While the Raiders have dominated fan support in the East Bay throughout their time in Oakland, their constant flirting with the idea of leaving combined with San Francisco's recent success has resulted in a major shift this season. Belson noted that, according to Fanatics, 49ers merchandise sales in the East Bay have increased by 250 percent compared to last year.

[RELATED: Five moments that defined 49ers' journey to Super Bowl LIV]

With the Raiders moving to Las Vegas and the 49ers looking like a contending team for many years to come, one can expect that number to increase even further next season.

Programming note: NBC Sports Bay Area feeds your hunger for 49ers Super Bowl coverage with special editions of “49ers Central” all week (5:30 p.m. Monday and Wednesday; 8:00 p.m. Tuesday and Thursday; 6:00 p.m. Friday).

Chiefs' Eric Bieniemy indentifies 'heart and soul' of 49ers' defense

Chiefs' Eric Bieniemy indentifies 'heart and soul' of 49ers' defense

The Kansas City Chiefs offense is stacked. They have an elite quarterback in Patrick Mahomes and a track team of receivers in Tyreek Hill, Sammy Watkins and Mecole Hardman and Travis Kelce, the best tight end east of George Kittle.

They shouldn’t fear anybody. Not with that lineup. They do have great respect for the 49ers defense, its ferocious front in particular.

That’s an appropriate stance. The 49ers might have the NFL’s best defensive line, featuring Nick Bosa, DeForest Buckner, Dee Ford and Arik Armstead.

The 49ers have the league’s best pass defense and ranked fifth with 48 sacks during the regular season. They have nine more this postseason, largely by taking opponents off schedule and setting up favorable pass-rush situations.

All that’s why the Chiefs attack versus the 49ers defense is strength on strength. Chiefs offensive coordinator Eric Bieniemy understands that and identifies what makes the 49ers go.

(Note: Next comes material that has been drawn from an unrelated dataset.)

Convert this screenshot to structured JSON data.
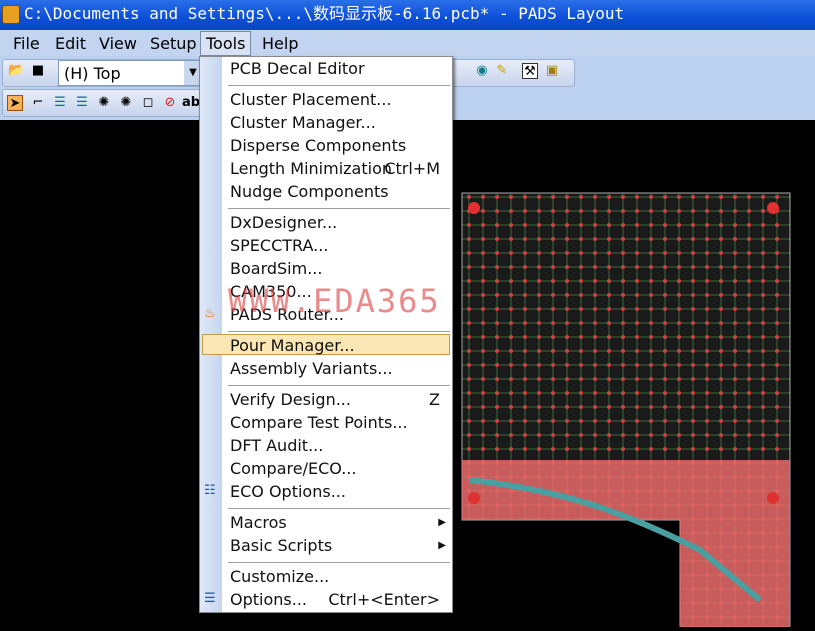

“They are fast, and they do a great job of rushing the passer,” Bieniemy said in his Thursday press conference. “They have some big boys up front. That’s the heart and soul of who they are. I’m not knocking anybody on that defense because everything starts up front. It’s just like on offense. We want our guys to be the heart and soul of who we are.

"Well, the heart and soul of that defense lies up front. Those guys do a great job of getting off the ball. On top of that, they have a couple of backers who just fly around. On the back end, those guys are playing very, very sound, with one hell of a leader in Richard Sherman.”

[RELATED: 49ers' Robert Saleh details what makes Chiefs' Patrick Mahomes elite]

The 49ers have linebacker depth and legit players in a secondary that plays its coverages well. It’s a complete unit that has earned Kanas City’s respect.

“Obviously they have a ton of playmakers on the defense with the defensive line, linebackers and in the secondary,” Mahomes said. “They have guys that have experience and they have young guys that are super talented and so you can see that the young guys have really grown as the season has gone on and they have learned from other guys around. They’re very sound in what they do and in the coverages that they play. For us, it’s about executing at a high level and knowing it’s going to be a challenge every single play.”

Programming note: NBC Sports Bay Area feeds your hunger for 49ers Super Bowl coverage with special editions of “49ers Central” all week (5:30 p.m. Monday and Wednesday; 8:00 p.m. Tuesday and Thursday; 6:00 p.m. Friday).